Exercise | Every line containing "main" should be identified and copied from the data below.

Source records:
--------------------------------------------------
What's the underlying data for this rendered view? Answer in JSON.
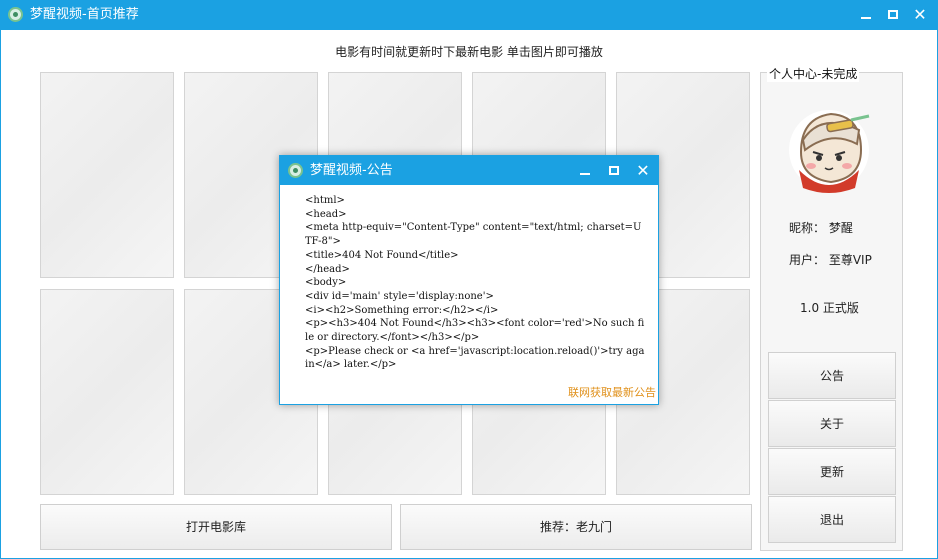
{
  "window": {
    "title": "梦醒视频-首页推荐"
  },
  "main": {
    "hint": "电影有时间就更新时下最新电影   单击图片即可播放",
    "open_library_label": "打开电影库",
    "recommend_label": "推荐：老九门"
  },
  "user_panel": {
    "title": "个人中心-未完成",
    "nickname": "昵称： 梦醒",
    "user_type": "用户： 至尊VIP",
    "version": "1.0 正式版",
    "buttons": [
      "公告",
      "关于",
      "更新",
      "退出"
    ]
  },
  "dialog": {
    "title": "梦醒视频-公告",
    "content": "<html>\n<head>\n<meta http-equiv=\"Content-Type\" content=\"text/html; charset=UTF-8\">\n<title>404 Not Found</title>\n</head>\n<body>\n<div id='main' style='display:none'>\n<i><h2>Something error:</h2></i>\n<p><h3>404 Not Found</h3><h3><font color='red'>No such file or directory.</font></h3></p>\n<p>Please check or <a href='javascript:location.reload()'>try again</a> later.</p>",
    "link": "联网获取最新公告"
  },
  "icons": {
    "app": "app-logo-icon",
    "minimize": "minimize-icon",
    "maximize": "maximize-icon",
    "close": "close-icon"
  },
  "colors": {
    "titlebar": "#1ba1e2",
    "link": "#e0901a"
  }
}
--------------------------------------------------
Exercise output |
  "main": {
    "content": "<html>\n<head>\n<meta http-equiv=\"Content-Type\" content=\"text/html; charset=UTF-8\">\n<title>404 Not Found</title>\n</head>\n<body>\n<div id='main' style='display:none'>\n<i><h2>Something error:</h2></i>\n<p><h3>404 Not Found</h3><h3><font color='red'>No such file or directory.</font></h3></p>\n<p>Please check or <a href='javascript:location.reload()'>try again</a> later.</p>",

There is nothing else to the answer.